Like most scenes, this could benefit from more tension. I’m going to trim it down to increase the speed. In addition, Burny’s ball of flame is a tension-inducing element that’s being wasted between two low-tension lines. I’ll move it later to give it a little more punch.
“Oh good, you caught him. We have a truck waiting.” The ranger reached to take Burny’s reins from me.
“You can’t take him,” I said.
“This isn’t the best pet for you, honey,” Mom said.
“He followed me all the way here,” I said.
“He’s probably just hungry,” The ranger said.
“So can I feed him?” I asked.
“We don’t have any pony dragon food,” Mom said.
“I bet he’ll like your mac and cheese,” I said.
Burny snorted a small ball of flame.
“He is not coming home with us,” Mom said.
This is more tense, but now it’s also monotonous in form. That will make it more tiring to read and less interesting in general. Plus, the tags are showing. Let’s tuck those in where we can and give it more texture.
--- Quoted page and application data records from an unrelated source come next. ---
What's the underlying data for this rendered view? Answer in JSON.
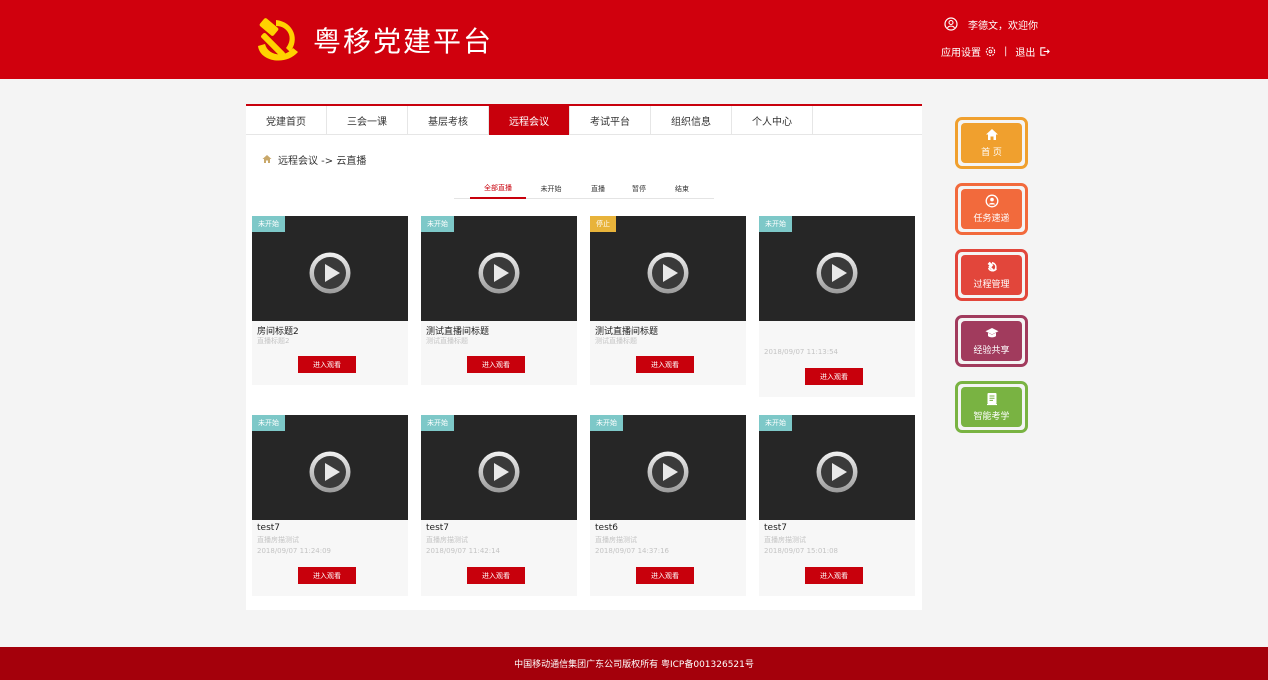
{
  "header": {
    "site_title": "粤移党建平台",
    "user_greeting": "李德文，欢迎你",
    "settings_label": "应用设置",
    "logout_label": "退出"
  },
  "nav": {
    "items": [
      "党建首页",
      "三会一课",
      "基层考核",
      "远程会议",
      "考试平台",
      "组织信息",
      "个人中心"
    ],
    "active": "远程会议"
  },
  "breadcrumb": {
    "text": "远程会议 -> 云直播"
  },
  "subtabs": [
    "全部直播",
    "未开始",
    "直播",
    "暂停",
    "结束"
  ],
  "cards": [
    {
      "badge": "未开始",
      "title": "房间标题2",
      "subtitle": "直播标题2",
      "time": "",
      "button": "进入观看"
    },
    {
      "badge": "未开始",
      "title": "测试直播间标题",
      "subtitle": "测试直播标题",
      "time": "",
      "button": "进入观看"
    },
    {
      "badge": "停止",
      "title": "测试直播间标题",
      "subtitle": "测试直播标题",
      "time": "",
      "button": "进入观看"
    },
    {
      "badge": "未开始",
      "title": "",
      "subtitle": "",
      "time": "2018/09/07 11:13:54",
      "button": "进入观看"
    },
    {
      "badge": "未开始",
      "title": "test7",
      "subtitle": "直播房描测试",
      "time": "2018/09/07 11:24:09",
      "button": "进入观看"
    },
    {
      "badge": "未开始",
      "title": "test7",
      "subtitle": "直播房描测试",
      "time": "2018/09/07 11:42:14",
      "button": "进入观看"
    },
    {
      "badge": "未开始",
      "title": "test6",
      "subtitle": "直播房描测试",
      "time": "2018/09/07 14:37:16",
      "button": "进入观看"
    },
    {
      "badge": "未开始",
      "title": "test7",
      "subtitle": "直播房描测试",
      "time": "2018/09/07 15:01:08",
      "button": "进入观看"
    }
  ],
  "quick_links": [
    {
      "label": "首 页",
      "icon": "home-icon",
      "color": "#f0a02e"
    },
    {
      "label": "任务速递",
      "icon": "user-circle-icon",
      "color": "#f26a3c"
    },
    {
      "label": "过程管理",
      "icon": "hammer-sickle-icon",
      "color": "#e2463b"
    },
    {
      "label": "经验共享",
      "icon": "graduation-cap-icon",
      "color": "#a13b5d"
    },
    {
      "label": "智能考学",
      "icon": "document-icon",
      "color": "#79b342"
    }
  ],
  "footer": {
    "text": "中国移动通信集团广东公司版权所有 粤ICP备001326521号"
  },
  "colors": {
    "brand_red": "#d0000d",
    "button_red": "#c8000c",
    "footer_red": "#a4000b"
  }
}
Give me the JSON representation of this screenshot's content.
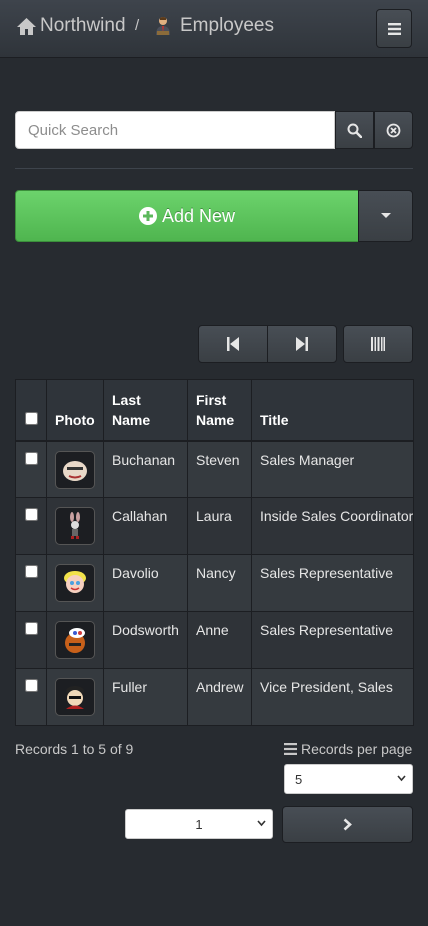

“Oh good. We have a truck waiting.” The ranger reached to take Burny’s reins from me.
I held them tighter. “You can’t take him.”
“He isn’t a pet,” Mom said.
“But he followed me.”
“He’s just hungry,” The ranger said.
“So can I feed him?” I asked.
Mom shook her head. “He has to go to the shelter.”
“But…” My eyes teared up. “He’ll miss me.”
“We don’t have any pony dragon food.” Mom knelt down. “But the shelter has lots of food for him; he’ll get all the yummy treats he wants.”
“I bet he’ll like your mac and cheese,” I said. “Everyone likes that.”
Burny snorted a small ball of flame. It lit several branches on a bush nearby; we watched them curl into cinders. Then they crumpled into dust and fell.
Mom pulled me back. “He is not coming home with us.”
It’s important not to force the conversation into a predetermined rhythm; look at the content and decide what it needs. I sped up the pace near the beginning to create an anxious moment when the ranger and mom are trying to get the reins from the kid. Then I relaxed it as the mom and kid develop more rapport. That’s interrupted by the pony dragon flame. Since the flame creates a high tension moment, I drew it out by adding more description. Then I brought the conflict back with the mother’s strong reaction.
While there will be times for dialogue that is either fast or slow, varied dialogue mimics the pace of a good story. It’s tense and action-packed, then it’s relaxed, then once the reader is rested but before they’re bored, the action returns in full force. Your audience may not notice what you’re doing, but they’ll appreciate it anyway.
Want pointers on your story? We’re available for hire.